Entries from a dataset of interfaces:
------------------------------------------------------------------------
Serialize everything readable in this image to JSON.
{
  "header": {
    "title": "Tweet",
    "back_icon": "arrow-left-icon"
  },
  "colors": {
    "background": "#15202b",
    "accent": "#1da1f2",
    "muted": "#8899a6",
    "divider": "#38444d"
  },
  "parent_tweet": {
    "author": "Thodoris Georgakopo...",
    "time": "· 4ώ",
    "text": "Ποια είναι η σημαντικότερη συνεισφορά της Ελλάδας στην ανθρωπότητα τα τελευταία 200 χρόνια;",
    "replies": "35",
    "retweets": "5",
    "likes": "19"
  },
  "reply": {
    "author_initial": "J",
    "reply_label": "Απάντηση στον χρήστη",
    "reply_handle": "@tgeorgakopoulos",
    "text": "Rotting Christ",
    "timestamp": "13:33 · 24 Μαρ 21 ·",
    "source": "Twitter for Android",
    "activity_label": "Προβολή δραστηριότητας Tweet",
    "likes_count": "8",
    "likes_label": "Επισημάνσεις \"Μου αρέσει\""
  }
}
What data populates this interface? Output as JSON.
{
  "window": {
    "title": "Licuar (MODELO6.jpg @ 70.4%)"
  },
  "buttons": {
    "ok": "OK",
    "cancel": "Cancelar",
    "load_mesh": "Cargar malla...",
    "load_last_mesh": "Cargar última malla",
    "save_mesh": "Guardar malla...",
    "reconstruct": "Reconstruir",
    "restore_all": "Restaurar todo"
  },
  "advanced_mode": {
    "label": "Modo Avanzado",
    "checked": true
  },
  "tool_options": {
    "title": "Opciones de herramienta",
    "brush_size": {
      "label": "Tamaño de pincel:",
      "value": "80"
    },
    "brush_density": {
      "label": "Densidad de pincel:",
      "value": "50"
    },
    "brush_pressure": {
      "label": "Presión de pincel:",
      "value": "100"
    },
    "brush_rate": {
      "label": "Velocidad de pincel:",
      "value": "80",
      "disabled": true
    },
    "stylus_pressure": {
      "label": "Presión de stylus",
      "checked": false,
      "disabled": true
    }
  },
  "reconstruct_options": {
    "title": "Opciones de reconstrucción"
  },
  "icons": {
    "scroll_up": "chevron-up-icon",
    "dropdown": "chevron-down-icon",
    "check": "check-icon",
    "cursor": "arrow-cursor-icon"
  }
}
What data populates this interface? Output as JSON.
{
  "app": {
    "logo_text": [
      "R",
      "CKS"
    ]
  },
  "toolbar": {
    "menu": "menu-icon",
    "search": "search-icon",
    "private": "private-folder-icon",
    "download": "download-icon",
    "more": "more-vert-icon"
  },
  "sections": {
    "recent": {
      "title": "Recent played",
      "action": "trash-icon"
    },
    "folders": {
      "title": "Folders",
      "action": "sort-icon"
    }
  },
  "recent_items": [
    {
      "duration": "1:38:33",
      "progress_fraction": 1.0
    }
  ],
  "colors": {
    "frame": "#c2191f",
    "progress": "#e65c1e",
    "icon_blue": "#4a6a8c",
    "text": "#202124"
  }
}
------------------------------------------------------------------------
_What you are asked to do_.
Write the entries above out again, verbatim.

_Solution to this problem_.
Serialize everything readable in this image to JSON.
{
  "header": {
    "title": "Tweet",
    "back_icon": "arrow-left-icon"
  },
  "colors": {
    "background": "#15202b",
    "accent": "#1da1f2",
    "muted": "#8899a6",
    "divider": "#38444d"
  },
  "parent_tweet": {
    "author": "Thodoris Georgakopo...",
    "time": "· 4ώ",
    "text": "Ποια είναι η σημαντικότερη συνεισφορά της Ελλάδας στην ανθρωπότητα τα τελευταία 200 χρόνια;",
    "replies": "35",
    "retweets": "5",
    "likes": "19"
  },
  "reply": {
    "author_initial": "J",
    "reply_label": "Απάντηση στον χρήστη",
    "reply_handle": "@tgeorgakopoulos",
    "text": "Rotting Christ",
    "timestamp": "13:33 · 24 Μαρ 21 ·",
    "source": "Twitter for Android",
    "activity_label": "Προβολή δραστηριότητας Tweet",
    "likes_count": "8",
    "likes_label": "Επισημάνσεις \"Μου αρέσει\""
  }
}
What data populates this interface? Output as JSON.
{
  "window": {
    "title": "Licuar (MODELO6.jpg @ 70.4%)"
  },
  "buttons": {
    "ok": "OK",
    "cancel": "Cancelar",
    "load_mesh": "Cargar malla...",
    "load_last_mesh": "Cargar última malla",
    "save_mesh": "Guardar malla...",
    "reconstruct": "Reconstruir",
    "restore_all": "Restaurar todo"
  },
  "advanced_mode": {
    "label": "Modo Avanzado",
    "checked": true
  },
  "tool_options": {
    "title": "Opciones de herramienta",
    "brush_size": {
      "label": "Tamaño de pincel:",
      "value": "80"
    },
    "brush_density": {
      "label": "Densidad de pincel:",
      "value": "50"
    },
    "brush_pressure": {
      "label": "Presión de pincel:",
      "value": "100"
    },
    "brush_rate": {
      "label": "Velocidad de pincel:",
      "value": "80",
      "disabled": true
    },
    "stylus_pressure": {
      "label": "Presión de stylus",
      "checked": false,
      "disabled": true
    }
  },
  "reconstruct_options": {
    "title": "Opciones de reconstrucción"
  },
  "icons": {
    "scroll_up": "chevron-up-icon",
    "dropdown": "chevron-down-icon",
    "check": "check-icon",
    "cursor": "arrow-cursor-icon"
  }
}
What data populates this interface? Output as JSON.
{
  "app": {
    "logo_text": [
      "R",
      "CKS"
    ]
  },
  "toolbar": {
    "menu": "menu-icon",
    "search": "search-icon",
    "private": "private-folder-icon",
    "download": "download-icon",
    "more": "more-vert-icon"
  },
  "sections": {
    "recent": {
      "title": "Recent played",
      "action": "trash-icon"
    },
    "folders": {
      "title": "Folders",
      "action": "sort-icon"
    }
  },
  "recent_items": [
    {
      "duration": "1:38:33",
      "progress_fraction": 1.0
    }
  ],
  "colors": {
    "frame": "#c2191f",
    "progress": "#e65c1e",
    "icon_blue": "#4a6a8c",
    "text": "#202124"
  }
}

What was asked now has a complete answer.